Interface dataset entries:
+--

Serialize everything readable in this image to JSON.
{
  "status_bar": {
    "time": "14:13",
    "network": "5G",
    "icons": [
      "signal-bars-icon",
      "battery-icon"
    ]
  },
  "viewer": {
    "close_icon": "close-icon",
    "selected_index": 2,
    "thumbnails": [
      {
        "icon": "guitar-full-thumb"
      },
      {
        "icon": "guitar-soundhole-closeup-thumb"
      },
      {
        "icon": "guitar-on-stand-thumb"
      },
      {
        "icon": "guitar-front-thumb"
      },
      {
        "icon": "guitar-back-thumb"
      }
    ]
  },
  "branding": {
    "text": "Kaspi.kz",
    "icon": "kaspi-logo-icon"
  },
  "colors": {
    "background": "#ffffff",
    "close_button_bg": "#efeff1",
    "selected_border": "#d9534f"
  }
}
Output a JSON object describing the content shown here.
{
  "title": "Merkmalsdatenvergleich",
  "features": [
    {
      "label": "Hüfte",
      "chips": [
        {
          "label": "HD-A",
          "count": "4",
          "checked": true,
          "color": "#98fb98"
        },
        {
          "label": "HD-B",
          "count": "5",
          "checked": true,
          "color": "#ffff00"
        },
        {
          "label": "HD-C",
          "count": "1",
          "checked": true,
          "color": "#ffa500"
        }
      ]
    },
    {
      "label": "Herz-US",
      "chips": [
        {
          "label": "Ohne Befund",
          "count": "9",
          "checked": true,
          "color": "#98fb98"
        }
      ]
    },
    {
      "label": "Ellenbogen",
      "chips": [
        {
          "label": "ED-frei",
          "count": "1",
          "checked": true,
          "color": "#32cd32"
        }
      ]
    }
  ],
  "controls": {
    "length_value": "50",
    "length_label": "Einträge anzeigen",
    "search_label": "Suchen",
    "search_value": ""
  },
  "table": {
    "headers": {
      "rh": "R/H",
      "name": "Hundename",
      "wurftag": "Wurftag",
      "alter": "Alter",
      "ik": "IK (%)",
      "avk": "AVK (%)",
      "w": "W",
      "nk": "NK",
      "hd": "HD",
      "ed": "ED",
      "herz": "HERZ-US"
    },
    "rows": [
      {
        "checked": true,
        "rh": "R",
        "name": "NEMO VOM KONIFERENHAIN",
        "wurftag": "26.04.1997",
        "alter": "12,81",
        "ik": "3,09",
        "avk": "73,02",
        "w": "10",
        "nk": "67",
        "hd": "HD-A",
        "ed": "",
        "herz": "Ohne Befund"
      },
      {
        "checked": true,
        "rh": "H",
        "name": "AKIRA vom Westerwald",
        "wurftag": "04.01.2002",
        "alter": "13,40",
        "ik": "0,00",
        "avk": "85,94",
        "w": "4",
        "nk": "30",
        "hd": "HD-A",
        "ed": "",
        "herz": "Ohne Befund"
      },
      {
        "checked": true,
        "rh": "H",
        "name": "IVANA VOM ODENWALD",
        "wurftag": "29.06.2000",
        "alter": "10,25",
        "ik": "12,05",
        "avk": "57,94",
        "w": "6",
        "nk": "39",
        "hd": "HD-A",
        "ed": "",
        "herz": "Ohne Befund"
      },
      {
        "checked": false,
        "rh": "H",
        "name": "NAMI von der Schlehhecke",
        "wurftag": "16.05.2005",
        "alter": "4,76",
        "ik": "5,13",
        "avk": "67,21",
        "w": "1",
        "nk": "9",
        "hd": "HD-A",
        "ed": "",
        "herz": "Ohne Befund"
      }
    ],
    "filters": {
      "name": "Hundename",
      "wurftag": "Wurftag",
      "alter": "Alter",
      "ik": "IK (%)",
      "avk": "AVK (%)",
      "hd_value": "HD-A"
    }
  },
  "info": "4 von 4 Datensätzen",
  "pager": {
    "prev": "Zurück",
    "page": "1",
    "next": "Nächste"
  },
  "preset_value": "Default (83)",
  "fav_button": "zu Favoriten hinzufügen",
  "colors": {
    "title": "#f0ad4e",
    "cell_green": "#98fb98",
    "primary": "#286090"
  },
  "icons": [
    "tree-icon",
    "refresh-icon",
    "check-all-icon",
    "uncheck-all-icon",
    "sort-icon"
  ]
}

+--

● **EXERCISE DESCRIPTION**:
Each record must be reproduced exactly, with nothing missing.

● **YOUR SOLUTION**:
Serialize everything readable in this image to JSON.
{
  "status_bar": {
    "time": "14:13",
    "network": "5G",
    "icons": [
      "signal-bars-icon",
      "battery-icon"
    ]
  },
  "viewer": {
    "close_icon": "close-icon",
    "selected_index": 2,
    "thumbnails": [
      {
        "icon": "guitar-full-thumb"
      },
      {
        "icon": "guitar-soundhole-closeup-thumb"
      },
      {
        "icon": "guitar-on-stand-thumb"
      },
      {
        "icon": "guitar-front-thumb"
      },
      {
        "icon": "guitar-back-thumb"
      }
    ]
  },
  "branding": {
    "text": "Kaspi.kz",
    "icon": "kaspi-logo-icon"
  },
  "colors": {
    "background": "#ffffff",
    "close_button_bg": "#efeff1",
    "selected_border": "#d9534f"
  }
}
Output a JSON object describing the content shown here.
{
  "title": "Merkmalsdatenvergleich",
  "features": [
    {
      "label": "Hüfte",
      "chips": [
        {
          "label": "HD-A",
          "count": "4",
          "checked": true,
          "color": "#98fb98"
        },
        {
          "label": "HD-B",
          "count": "5",
          "checked": true,
          "color": "#ffff00"
        },
        {
          "label": "HD-C",
          "count": "1",
          "checked": true,
          "color": "#ffa500"
        }
      ]
    },
    {
      "label": "Herz-US",
      "chips": [
        {
          "label": "Ohne Befund",
          "count": "9",
          "checked": true,
          "color": "#98fb98"
        }
      ]
    },
    {
      "label": "Ellenbogen",
      "chips": [
        {
          "label": "ED-frei",
          "count": "1",
          "checked": true,
          "color": "#32cd32"
        }
      ]
    }
  ],
  "controls": {
    "length_value": "50",
    "length_label": "Einträge anzeigen",
    "search_label": "Suchen",
    "search_value": ""
  },
  "table": {
    "headers": {
      "rh": "R/H",
      "name": "Hundename",
      "wurftag": "Wurftag",
      "alter": "Alter",
      "ik": "IK (%)",
      "avk": "AVK (%)",
      "w": "W",
      "nk": "NK",
      "hd": "HD",
      "ed": "ED",
      "herz": "HERZ-US"
    },
    "rows": [
      {
        "checked": true,
        "rh": "R",
        "name": "NEMO VOM KONIFERENHAIN",
        "wurftag": "26.04.1997",
        "alter": "12,81",
        "ik": "3,09",
        "avk": "73,02",
        "w": "10",
        "nk": "67",
        "hd": "HD-A",
        "ed": "",
        "herz": "Ohne Befund"
      },
      {
        "checked": true,
        "rh": "H",
        "name": "AKIRA vom Westerwald",
        "wurftag": "04.01.2002",
        "alter": "13,40",
        "ik": "0,00",
        "avk": "85,94",
        "w": "4",
        "nk": "30",
        "hd": "HD-A",
        "ed": "",
        "herz": "Ohne Befund"
      },
      {
        "checked": true,
        "rh": "H",
        "name": "IVANA VOM ODENWALD",
        "wurftag": "29.06.2000",
        "alter": "10,25",
        "ik": "12,05",
        "avk": "57,94",
        "w": "6",
        "nk": "39",
        "hd": "HD-A",
        "ed": "",
        "herz": "Ohne Befund"
      },
      {
        "checked": false,
        "rh": "H",
        "name": "NAMI von der Schlehhecke",
        "wurftag": "16.05.2005",
        "alter": "4,76",
        "ik": "5,13",
        "avk": "67,21",
        "w": "1",
        "nk": "9",
        "hd": "HD-A",
        "ed": "",
        "herz": "Ohne Befund"
      }
    ],
    "filters": {
      "name": "Hundename",
      "wurftag": "Wurftag",
      "alter": "Alter",
      "ik": "IK (%)",
      "avk": "AVK (%)",
      "hd_value": "HD-A"
    }
  },
  "info": "4 von 4 Datensätzen",
  "pager": {
    "prev": "Zurück",
    "page": "1",
    "next": "Nächste"
  },
  "preset_value": "Default (83)",
  "fav_button": "zu Favoriten hinzufügen",
  "colors": {
    "title": "#f0ad4e",
    "cell_green": "#98fb98",
    "primary": "#286090"
  },
  "icons": [
    "tree-icon",
    "refresh-icon",
    "check-all-icon",
    "uncheck-all-icon",
    "sort-icon"
  ]
}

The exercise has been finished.